__Information supplied__.
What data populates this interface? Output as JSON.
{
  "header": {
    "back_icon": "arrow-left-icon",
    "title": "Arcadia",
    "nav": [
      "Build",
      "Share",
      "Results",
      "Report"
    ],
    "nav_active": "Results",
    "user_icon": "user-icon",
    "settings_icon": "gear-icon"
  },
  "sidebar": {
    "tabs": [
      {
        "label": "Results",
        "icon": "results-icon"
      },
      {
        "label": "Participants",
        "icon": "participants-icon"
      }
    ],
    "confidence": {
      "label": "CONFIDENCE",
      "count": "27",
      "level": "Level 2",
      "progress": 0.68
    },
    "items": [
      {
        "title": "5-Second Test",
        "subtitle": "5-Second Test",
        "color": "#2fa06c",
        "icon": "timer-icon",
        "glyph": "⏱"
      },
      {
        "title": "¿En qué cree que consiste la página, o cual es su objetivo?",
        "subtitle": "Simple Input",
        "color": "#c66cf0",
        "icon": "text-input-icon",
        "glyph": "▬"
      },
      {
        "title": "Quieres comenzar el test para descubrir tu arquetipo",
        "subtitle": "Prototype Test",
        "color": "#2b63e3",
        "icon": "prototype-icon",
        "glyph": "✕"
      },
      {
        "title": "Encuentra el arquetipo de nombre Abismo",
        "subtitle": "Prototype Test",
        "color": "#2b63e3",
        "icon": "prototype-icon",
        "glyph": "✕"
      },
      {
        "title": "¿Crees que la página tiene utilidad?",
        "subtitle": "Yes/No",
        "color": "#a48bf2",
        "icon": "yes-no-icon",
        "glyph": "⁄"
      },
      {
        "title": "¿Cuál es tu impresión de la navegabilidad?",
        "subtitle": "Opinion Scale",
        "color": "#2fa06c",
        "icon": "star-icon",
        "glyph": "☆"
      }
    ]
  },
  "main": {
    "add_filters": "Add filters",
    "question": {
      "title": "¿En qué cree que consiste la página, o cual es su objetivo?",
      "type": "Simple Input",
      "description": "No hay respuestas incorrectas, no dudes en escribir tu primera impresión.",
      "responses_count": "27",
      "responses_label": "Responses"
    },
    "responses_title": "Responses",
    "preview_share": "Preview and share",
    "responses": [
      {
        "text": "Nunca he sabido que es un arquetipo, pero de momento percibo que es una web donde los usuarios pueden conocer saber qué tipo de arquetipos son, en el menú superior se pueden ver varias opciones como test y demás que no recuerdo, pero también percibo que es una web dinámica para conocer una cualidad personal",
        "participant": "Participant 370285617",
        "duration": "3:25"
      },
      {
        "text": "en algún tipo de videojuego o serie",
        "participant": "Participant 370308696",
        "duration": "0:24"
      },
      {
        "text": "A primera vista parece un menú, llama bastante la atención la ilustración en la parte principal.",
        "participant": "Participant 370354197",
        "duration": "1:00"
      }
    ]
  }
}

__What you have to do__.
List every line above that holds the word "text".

__Final answer__.
        "icon": "text-input-icon",
        "text": "Nunca he sabido que es un arquetipo, pero de momento percibo que es una web donde los usuarios pueden conocer saber qué tipo de arquetipos son, en el menú superior se pueden ver varias opciones como test y demás que no recuerdo, pero también percibo que es una web dinámica para conocer una cualidad personal",
        "text": "en algún tipo de videojuego o serie",
        "text": "A primera vista parece un menú, llama bastante la atención la ilustración en la parte principal.",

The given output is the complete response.